---------- DATA IN THIS EXERCISE ----------

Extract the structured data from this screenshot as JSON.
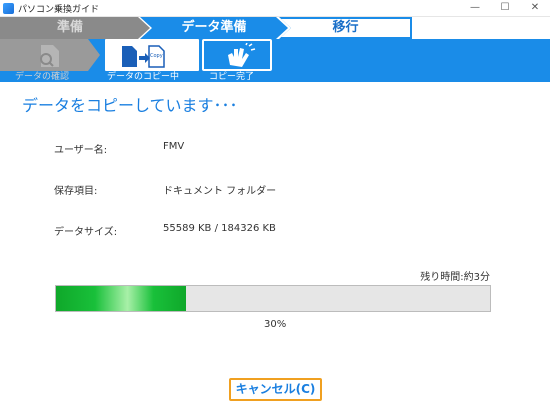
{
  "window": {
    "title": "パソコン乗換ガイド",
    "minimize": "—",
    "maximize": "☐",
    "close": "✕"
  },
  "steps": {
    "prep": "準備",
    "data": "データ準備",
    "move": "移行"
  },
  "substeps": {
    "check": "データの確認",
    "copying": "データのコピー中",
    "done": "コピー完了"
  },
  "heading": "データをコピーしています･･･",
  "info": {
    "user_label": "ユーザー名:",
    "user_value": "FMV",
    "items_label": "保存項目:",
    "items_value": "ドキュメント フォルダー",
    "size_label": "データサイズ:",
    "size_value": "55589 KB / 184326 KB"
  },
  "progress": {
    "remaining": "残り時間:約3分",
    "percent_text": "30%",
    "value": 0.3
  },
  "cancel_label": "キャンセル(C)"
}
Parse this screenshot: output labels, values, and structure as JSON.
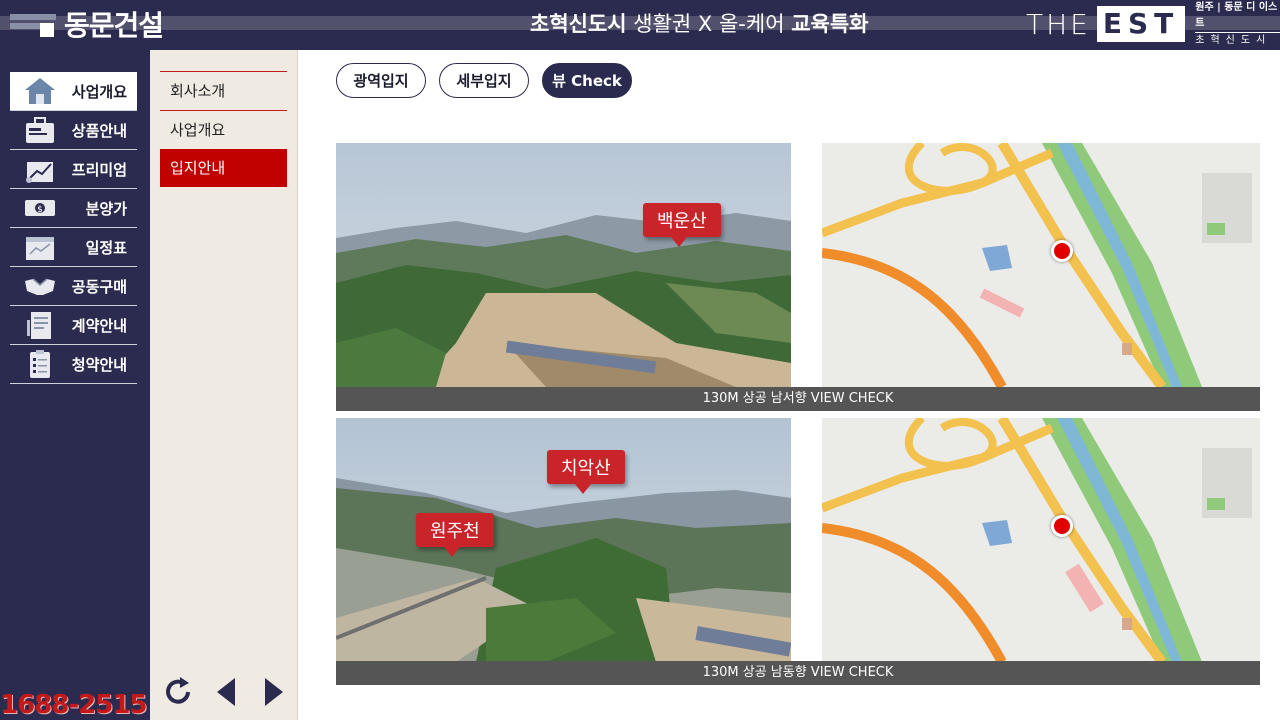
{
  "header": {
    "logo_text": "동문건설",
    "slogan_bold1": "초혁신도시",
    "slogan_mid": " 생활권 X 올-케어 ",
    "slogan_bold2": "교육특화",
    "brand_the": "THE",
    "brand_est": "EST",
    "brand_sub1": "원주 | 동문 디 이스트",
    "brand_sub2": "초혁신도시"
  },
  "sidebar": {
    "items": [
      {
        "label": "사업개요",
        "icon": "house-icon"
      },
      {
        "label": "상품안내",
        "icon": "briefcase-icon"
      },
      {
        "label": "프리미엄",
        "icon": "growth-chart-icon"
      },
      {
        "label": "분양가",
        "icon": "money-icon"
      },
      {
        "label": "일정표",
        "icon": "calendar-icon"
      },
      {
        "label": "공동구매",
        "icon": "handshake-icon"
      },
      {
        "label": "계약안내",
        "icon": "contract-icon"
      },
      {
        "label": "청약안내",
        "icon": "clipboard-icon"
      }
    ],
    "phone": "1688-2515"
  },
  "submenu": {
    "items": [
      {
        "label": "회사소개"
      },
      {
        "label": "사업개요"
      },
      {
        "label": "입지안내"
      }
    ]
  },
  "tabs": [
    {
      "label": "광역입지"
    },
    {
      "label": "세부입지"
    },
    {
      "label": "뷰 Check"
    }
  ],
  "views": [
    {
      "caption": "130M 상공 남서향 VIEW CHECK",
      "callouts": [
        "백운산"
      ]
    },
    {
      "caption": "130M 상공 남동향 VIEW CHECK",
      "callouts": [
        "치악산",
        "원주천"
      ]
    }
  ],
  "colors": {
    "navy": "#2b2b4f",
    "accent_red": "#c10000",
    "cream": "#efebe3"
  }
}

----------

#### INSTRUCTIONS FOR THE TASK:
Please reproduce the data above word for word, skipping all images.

#### FINAL ANSWER:
Extract the structured data from this screenshot as JSON.
{
  "window": {
    "title": "パソコン乗換ガイド",
    "minimize": "—",
    "maximize": "☐",
    "close": "✕"
  },
  "steps": {
    "prep": "準備",
    "data": "データ準備",
    "move": "移行"
  },
  "substeps": {
    "check": "データの確認",
    "copying": "データのコピー中",
    "done": "コピー完了"
  },
  "heading": "データをコピーしています･･･",
  "info": {
    "user_label": "ユーザー名:",
    "user_value": "FMV",
    "items_label": "保存項目:",
    "items_value": "ドキュメント フォルダー",
    "size_label": "データサイズ:",
    "size_value": "55589 KB / 184326 KB"
  },
  "progress": {
    "remaining": "残り時間:約3分",
    "percent_text": "30%",
    "value": 0.3
  },
  "cancel_label": "キャンセル(C)"
}
Parse this screenshot: output labels, values, and structure as JSON.
{
  "header": {
    "logo_text": "동문건설",
    "slogan_bold1": "초혁신도시",
    "slogan_mid": " 생활권 X 올-케어 ",
    "slogan_bold2": "교육특화",
    "brand_the": "THE",
    "brand_est": "EST",
    "brand_sub1": "원주 | 동문 디 이스트",
    "brand_sub2": "초혁신도시"
  },
  "sidebar": {
    "items": [
      {
        "label": "사업개요",
        "icon": "house-icon"
      },
      {
        "label": "상품안내",
        "icon": "briefcase-icon"
      },
      {
        "label": "프리미엄",
        "icon": "growth-chart-icon"
      },
      {
        "label": "분양가",
        "icon": "money-icon"
      },
      {
        "label": "일정표",
        "icon": "calendar-icon"
      },
      {
        "label": "공동구매",
        "icon": "handshake-icon"
      },
      {
        "label": "계약안내",
        "icon": "contract-icon"
      },
      {
        "label": "청약안내",
        "icon": "clipboard-icon"
      }
    ],
    "phone": "1688-2515"
  },
  "submenu": {
    "items": [
      {
        "label": "회사소개"
      },
      {
        "label": "사업개요"
      },
      {
        "label": "입지안내"
      }
    ]
  },
  "tabs": [
    {
      "label": "광역입지"
    },
    {
      "label": "세부입지"
    },
    {
      "label": "뷰 Check"
    }
  ],
  "views": [
    {
      "caption": "130M 상공 남서향 VIEW CHECK",
      "callouts": [
        "백운산"
      ]
    },
    {
      "caption": "130M 상공 남동향 VIEW CHECK",
      "callouts": [
        "치악산",
        "원주천"
      ]
    }
  ],
  "colors": {
    "navy": "#2b2b4f",
    "accent_red": "#c10000",
    "cream": "#efebe3"
  }
}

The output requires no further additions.